It nearly happened in 1968 when the Democrat Party appeared headed to a brokered convention until Robert F. Kennedy was assassinated. In 1976, Gerald Ford was leading Ronald Reagan in delegates but a brokered convention was avoided at the last minute with a first-vote victory for Ford.
In 1980, Ted Kennedy, running behind Jimmy Carter, put up a last-minute fight for delegates but lost on the first vote. In 1984, Walter Mondale was the clear frontrunner but was still 40 delegates short of obtaining the nomination when the first ballot was cast. However, a brokered convention was avoided when Mondale won on the first ballot anyway.
In 1998, a brokered convention was predicted for the Democrats, but the matter was settled well before the convention, and Michael Dukakis was nominated on the first ballot.
What’s at risk is that delegates committed to Trump, having lost on the first ballot, would be free to vote for any other candidate. That happened at the 1924 Democratic National Convention when divisive issues led to 102 ballots before a candidate was finally selected. The Party’s ultimate choice, John W. Davis, lost the general election to incumbent Calvin Coolidge.
Unless the Republican Party and its friends can come up with a winning strategy, the Cleveland convention could make history, according to Barry Bennett. Bennett managed Ben Carson’s campaign until December and is now advising “The Donald” and thinks the RNC will fail: “This is going to be a convention like I’ve never seen in my lifetime. It’s going to be contentious from Day One,” he predicted.
The RNC is already at work in creating its fallback plan, assuming that Trump will fail on the first ballot. One Southern state Republican party chairman said that super-PACs are calling to obtain the contact information on eligible delegates, as well as those who served as delegates in the past, adding, “There’s a bit of skullduggery [going on].… I suspect some super PACs are behind some of this.”
The RNC also has another ace up its sleeve: the freedom to change the rules just before the Cleveland convention. Although any change in the rules would have to be approved by the delegates, that vote can be “managed” in advance, as and if necessary.

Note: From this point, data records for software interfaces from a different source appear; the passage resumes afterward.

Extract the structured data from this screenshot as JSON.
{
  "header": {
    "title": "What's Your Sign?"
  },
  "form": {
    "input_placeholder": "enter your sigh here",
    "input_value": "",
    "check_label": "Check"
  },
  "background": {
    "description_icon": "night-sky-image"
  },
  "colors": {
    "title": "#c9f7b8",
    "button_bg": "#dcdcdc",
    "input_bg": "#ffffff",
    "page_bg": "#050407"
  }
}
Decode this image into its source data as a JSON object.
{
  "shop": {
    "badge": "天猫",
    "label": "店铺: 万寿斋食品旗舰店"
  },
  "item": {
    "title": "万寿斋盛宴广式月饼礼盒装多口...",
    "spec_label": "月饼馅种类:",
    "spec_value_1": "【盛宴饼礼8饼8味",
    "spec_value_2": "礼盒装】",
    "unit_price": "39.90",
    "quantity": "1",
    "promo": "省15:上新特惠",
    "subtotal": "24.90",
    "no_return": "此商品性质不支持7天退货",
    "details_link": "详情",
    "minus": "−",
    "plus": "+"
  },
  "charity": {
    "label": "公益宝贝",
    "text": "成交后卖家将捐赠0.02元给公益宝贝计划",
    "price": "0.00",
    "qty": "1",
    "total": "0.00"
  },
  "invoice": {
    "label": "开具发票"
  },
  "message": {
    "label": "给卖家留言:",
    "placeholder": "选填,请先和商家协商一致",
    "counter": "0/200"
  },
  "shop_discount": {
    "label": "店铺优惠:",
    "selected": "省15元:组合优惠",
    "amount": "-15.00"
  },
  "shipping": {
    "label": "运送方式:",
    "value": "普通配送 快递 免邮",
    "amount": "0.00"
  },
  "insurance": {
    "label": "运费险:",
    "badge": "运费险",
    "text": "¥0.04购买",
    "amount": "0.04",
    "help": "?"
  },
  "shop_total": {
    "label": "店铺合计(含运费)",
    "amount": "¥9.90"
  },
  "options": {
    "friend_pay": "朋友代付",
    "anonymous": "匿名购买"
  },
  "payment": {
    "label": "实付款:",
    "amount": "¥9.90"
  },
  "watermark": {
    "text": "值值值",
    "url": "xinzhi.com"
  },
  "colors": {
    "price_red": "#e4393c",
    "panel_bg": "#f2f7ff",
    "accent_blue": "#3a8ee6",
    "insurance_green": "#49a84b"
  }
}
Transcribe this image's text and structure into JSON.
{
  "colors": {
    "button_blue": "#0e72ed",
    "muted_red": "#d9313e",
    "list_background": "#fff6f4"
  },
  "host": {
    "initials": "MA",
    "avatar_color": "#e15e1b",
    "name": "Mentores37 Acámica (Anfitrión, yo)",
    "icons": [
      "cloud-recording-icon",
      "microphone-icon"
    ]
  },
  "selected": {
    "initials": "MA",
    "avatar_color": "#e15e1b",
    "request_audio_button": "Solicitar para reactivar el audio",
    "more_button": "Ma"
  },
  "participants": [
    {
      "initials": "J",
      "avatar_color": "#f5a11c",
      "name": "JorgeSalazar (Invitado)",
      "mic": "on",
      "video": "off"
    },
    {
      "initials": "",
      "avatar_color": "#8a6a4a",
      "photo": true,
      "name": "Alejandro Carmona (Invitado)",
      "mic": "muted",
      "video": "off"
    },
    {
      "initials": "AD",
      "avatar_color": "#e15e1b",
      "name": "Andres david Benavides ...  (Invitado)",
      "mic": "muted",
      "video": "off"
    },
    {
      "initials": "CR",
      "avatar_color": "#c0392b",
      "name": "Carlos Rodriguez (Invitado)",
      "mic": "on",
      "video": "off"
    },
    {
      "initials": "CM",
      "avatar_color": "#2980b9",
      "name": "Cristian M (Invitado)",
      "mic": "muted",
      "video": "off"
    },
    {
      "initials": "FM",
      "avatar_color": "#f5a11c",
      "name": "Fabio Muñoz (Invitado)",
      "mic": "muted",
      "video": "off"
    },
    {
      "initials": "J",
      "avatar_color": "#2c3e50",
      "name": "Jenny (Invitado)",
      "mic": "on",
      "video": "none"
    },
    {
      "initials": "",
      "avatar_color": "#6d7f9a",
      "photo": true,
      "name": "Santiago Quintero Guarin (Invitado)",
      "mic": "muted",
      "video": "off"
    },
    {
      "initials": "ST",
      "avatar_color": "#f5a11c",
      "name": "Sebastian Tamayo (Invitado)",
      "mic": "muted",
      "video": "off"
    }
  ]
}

The biggest risk, of course, is the failure of the convention to nominate Trump if in fact he continues to romp and stomp his rivals. As former RNC chairman Michael Steele warned, any attempt by GOP insiders to throw the election to one of their chosen golden boys instead could be a cataclysmic disaster for the party: “If they want to monkey around with this process and try to fix [the nomination], they’re asking for all hell to break loose.”
In sum, if Trump wins the popular vote but loses the delegate vote thanks to back-room machinations and maneuvering, the 2016 general election could easily be handed off to Democrats while the GOP disappears from public view and influence. Added Steele:

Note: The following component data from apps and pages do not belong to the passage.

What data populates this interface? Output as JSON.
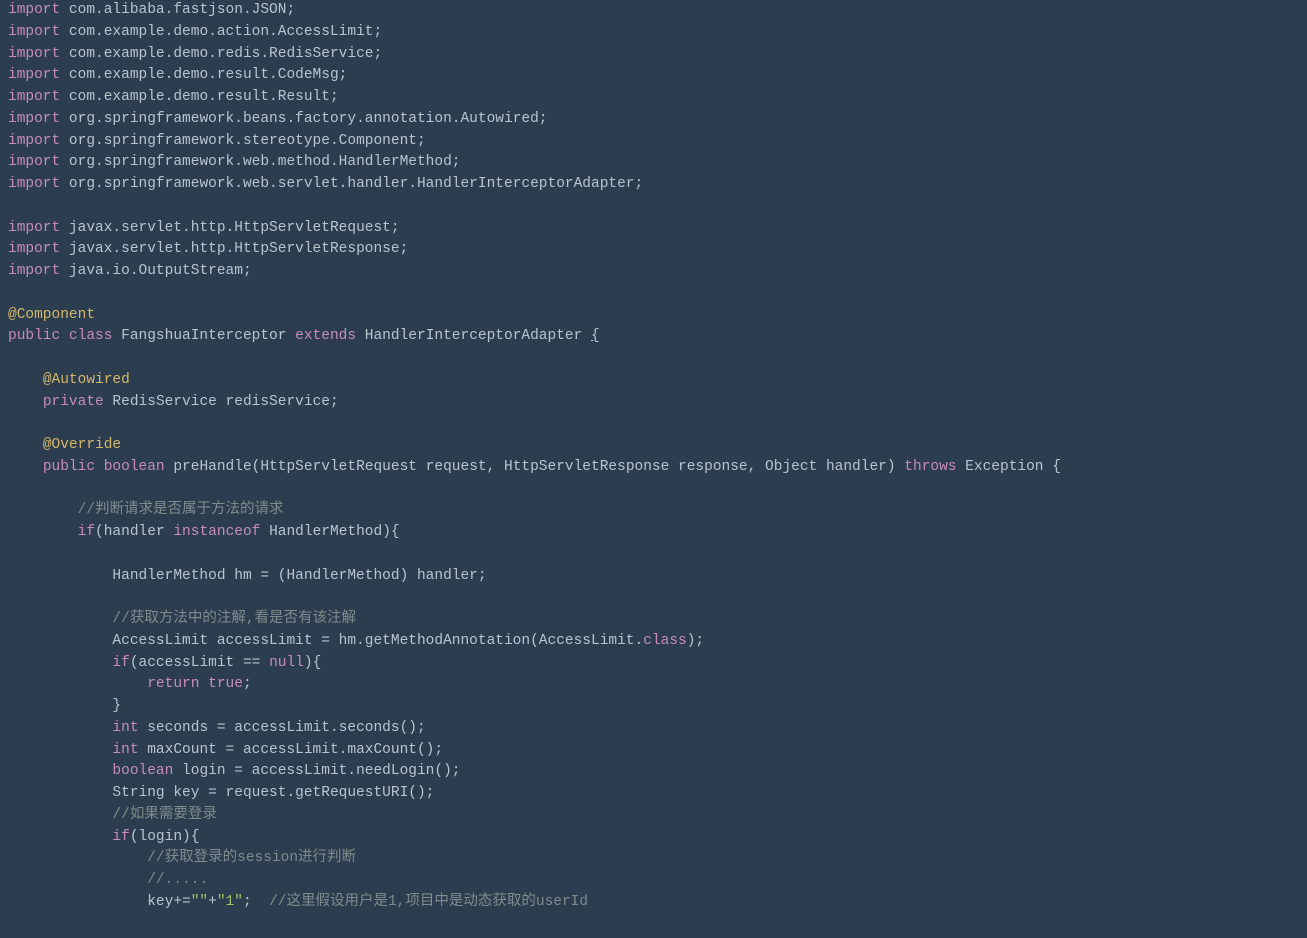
{
  "lines": [
    {
      "indent": 0,
      "html": "<span class='kw'>import</span> com.alibaba.fastjson.JSON;"
    },
    {
      "indent": 0,
      "html": "<span class='kw'>import</span> com.example.demo.action.AccessLimit;"
    },
    {
      "indent": 0,
      "html": "<span class='kw'>import</span> com.example.demo.redis.RedisService;"
    },
    {
      "indent": 0,
      "html": "<span class='kw'>import</span> com.example.demo.result.CodeMsg;"
    },
    {
      "indent": 0,
      "html": "<span class='kw'>import</span> com.example.demo.result.Result;"
    },
    {
      "indent": 0,
      "html": "<span class='kw'>import</span> org.springframework.beans.factory.annotation.Autowired;"
    },
    {
      "indent": 0,
      "html": "<span class='kw'>import</span> org.springframework.stereotype.Component;"
    },
    {
      "indent": 0,
      "html": "<span class='kw'>import</span> org.springframework.web.method.HandlerMethod;"
    },
    {
      "indent": 0,
      "html": "<span class='kw'>import</span> org.springframework.web.servlet.handler.HandlerInterceptorAdapter;"
    },
    {
      "indent": 0,
      "html": ""
    },
    {
      "indent": 0,
      "html": "<span class='kw'>import</span> javax.servlet.http.HttpServletRequest;"
    },
    {
      "indent": 0,
      "html": "<span class='kw'>import</span> javax.servlet.http.HttpServletResponse;"
    },
    {
      "indent": 0,
      "html": "<span class='kw'>import</span> java.io.OutputStream;"
    },
    {
      "indent": 0,
      "html": ""
    },
    {
      "indent": 0,
      "html": "<span class='ann'>@Component</span>"
    },
    {
      "indent": 0,
      "html": "<span class='kw'>public class</span> FangshuaInterceptor <span class='kw'>extends</span> HandlerInterceptorAdapter <span class='brace-hl'>{</span>"
    },
    {
      "indent": 0,
      "html": ""
    },
    {
      "indent": 1,
      "html": "<span class='ann'>@Autowired</span>"
    },
    {
      "indent": 1,
      "html": "<span class='kw'>private</span> RedisService redisService;"
    },
    {
      "indent": 0,
      "html": ""
    },
    {
      "indent": 1,
      "html": "<span class='ann'>@Override</span>"
    },
    {
      "indent": 1,
      "html": "<span class='kw'>public boolean</span> preHandle(HttpServletRequest request, HttpServletResponse response, Object handler) <span class='kw'>throws</span> Exception {"
    },
    {
      "indent": 0,
      "html": ""
    },
    {
      "indent": 2,
      "html": "<span class='comment'>//判断请求是否属于方法的请求</span>"
    },
    {
      "indent": 2,
      "html": "<span class='kw'>if</span>(handler <span class='kw'>instanceof</span> HandlerMethod){"
    },
    {
      "indent": 0,
      "html": ""
    },
    {
      "indent": 3,
      "html": "HandlerMethod hm = (HandlerMethod) handler;"
    },
    {
      "indent": 0,
      "html": ""
    },
    {
      "indent": 3,
      "html": "<span class='comment'>//获取方法中的注解,看是否有该注解</span>"
    },
    {
      "indent": 3,
      "html": "AccessLimit accessLimit = hm.getMethodAnnotation(AccessLimit.<span class='kw'>class</span>);"
    },
    {
      "indent": 3,
      "html": "<span class='kw'>if</span>(accessLimit == <span class='kw'>null</span>){"
    },
    {
      "indent": 4,
      "html": "<span class='kw'>return true</span>;"
    },
    {
      "indent": 3,
      "html": "}"
    },
    {
      "indent": 3,
      "html": "<span class='kw'>int</span> seconds = accessLimit.seconds();"
    },
    {
      "indent": 3,
      "html": "<span class='kw'>int</span> maxCount = accessLimit.maxCount();"
    },
    {
      "indent": 3,
      "html": "<span class='kw'>boolean</span> login = accessLimit.needLogin();"
    },
    {
      "indent": 3,
      "html": "String key = request.getRequestURI();"
    },
    {
      "indent": 3,
      "html": "<span class='comment'>//如果需要登录</span>"
    },
    {
      "indent": 3,
      "html": "<span class='kw'>if</span>(login){"
    },
    {
      "indent": 4,
      "html": "<span class='comment'>//获取登录的session进行判断</span>"
    },
    {
      "indent": 4,
      "html": "<span class='comment'>//.....</span>"
    },
    {
      "indent": 4,
      "html": "key+=<span class='str'>\"\"</span>+<span class='str'>\"1\"</span>;  <span class='comment'>//这里假设用户是1,项目中是动态获取的userId</span>"
    }
  ],
  "indent_unit": "    "
}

Any inkling that state party officials or national party officials are colluding and conspiring to prevent a particular individual [i.e., Trump] from getting the nomination will basically create Armageddon with the [Republican Party’s voter] base.
In their efforts to save the Republican Party from Trump, insiders just might wind up destroying it in the process.